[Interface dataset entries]

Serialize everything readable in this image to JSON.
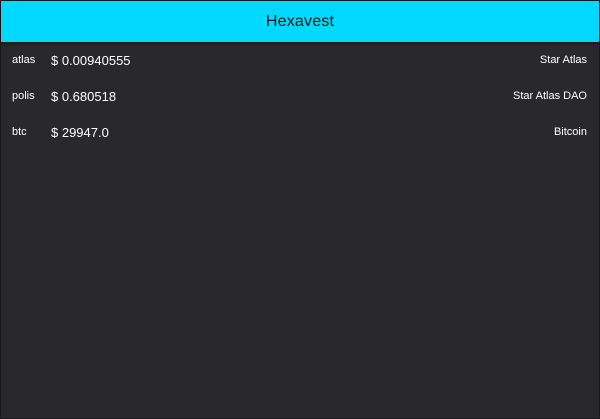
{
  "app_bar": {
    "title": "Hexavest",
    "color": "#00d8ff"
  },
  "background_color": "#29292b",
  "coins": [
    {
      "symbol": "atlas",
      "price": "$ 0.00940555",
      "name": "Star Atlas"
    },
    {
      "symbol": "polis",
      "price": "$ 0.680518",
      "name": "Star Atlas DAO"
    },
    {
      "symbol": "btc",
      "price": "$ 29947.0",
      "name": "Bitcoin"
    }
  ]
}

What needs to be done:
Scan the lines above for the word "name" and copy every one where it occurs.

Exercise output:
      "name": "Star Atlas"
      "name": "Star Atlas DAO"
      "name": "Bitcoin"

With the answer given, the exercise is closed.